WORK INSTRUCTION :: All entries must be extracted exactly, with nothing added or dropped.

(DATA FOR REVIEW begins)

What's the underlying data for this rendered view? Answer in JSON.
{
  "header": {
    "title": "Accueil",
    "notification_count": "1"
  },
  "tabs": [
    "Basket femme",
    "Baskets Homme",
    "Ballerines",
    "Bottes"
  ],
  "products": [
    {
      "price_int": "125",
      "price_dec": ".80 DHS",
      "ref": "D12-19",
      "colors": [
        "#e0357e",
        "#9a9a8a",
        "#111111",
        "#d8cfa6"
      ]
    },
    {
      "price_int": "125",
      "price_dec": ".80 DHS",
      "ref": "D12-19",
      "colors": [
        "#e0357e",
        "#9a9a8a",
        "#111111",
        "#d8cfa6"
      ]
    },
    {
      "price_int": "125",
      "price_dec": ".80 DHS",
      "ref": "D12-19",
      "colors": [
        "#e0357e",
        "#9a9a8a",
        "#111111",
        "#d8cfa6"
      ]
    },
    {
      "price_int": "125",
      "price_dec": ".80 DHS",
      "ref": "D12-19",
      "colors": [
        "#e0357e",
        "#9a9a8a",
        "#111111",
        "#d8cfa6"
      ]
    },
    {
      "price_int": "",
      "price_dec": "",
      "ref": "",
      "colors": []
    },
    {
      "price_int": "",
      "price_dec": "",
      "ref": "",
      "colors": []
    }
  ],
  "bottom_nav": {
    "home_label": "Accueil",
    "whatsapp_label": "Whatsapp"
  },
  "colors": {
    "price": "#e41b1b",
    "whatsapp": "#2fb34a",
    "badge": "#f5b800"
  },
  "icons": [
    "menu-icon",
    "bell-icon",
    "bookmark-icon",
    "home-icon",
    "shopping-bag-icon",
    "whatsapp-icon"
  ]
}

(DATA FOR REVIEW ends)

RESPONSE AREA ::
What's the underlying data for this rendered view? Answer in JSON.
{
  "header": {
    "title": "Accueil",
    "notification_count": "1"
  },
  "tabs": [
    "Basket femme",
    "Baskets Homme",
    "Ballerines",
    "Bottes"
  ],
  "products": [
    {
      "price_int": "125",
      "price_dec": ".80 DHS",
      "ref": "D12-19",
      "colors": [
        "#e0357e",
        "#9a9a8a",
        "#111111",
        "#d8cfa6"
      ]
    },
    {
      "price_int": "125",
      "price_dec": ".80 DHS",
      "ref": "D12-19",
      "colors": [
        "#e0357e",
        "#9a9a8a",
        "#111111",
        "#d8cfa6"
      ]
    },
    {
      "price_int": "125",
      "price_dec": ".80 DHS",
      "ref": "D12-19",
      "colors": [
        "#e0357e",
        "#9a9a8a",
        "#111111",
        "#d8cfa6"
      ]
    },
    {
      "price_int": "125",
      "price_dec": ".80 DHS",
      "ref": "D12-19",
      "colors": [
        "#e0357e",
        "#9a9a8a",
        "#111111",
        "#d8cfa6"
      ]
    },
    {
      "price_int": "",
      "price_dec": "",
      "ref": "",
      "colors": []
    },
    {
      "price_int": "",
      "price_dec": "",
      "ref": "",
      "colors": []
    }
  ],
  "bottom_nav": {
    "home_label": "Accueil",
    "whatsapp_label": "Whatsapp"
  },
  "colors": {
    "price": "#e41b1b",
    "whatsapp": "#2fb34a",
    "badge": "#f5b800"
  },
  "icons": [
    "menu-icon",
    "bell-icon",
    "bookmark-icon",
    "home-icon",
    "shopping-bag-icon",
    "whatsapp-icon"
  ]
}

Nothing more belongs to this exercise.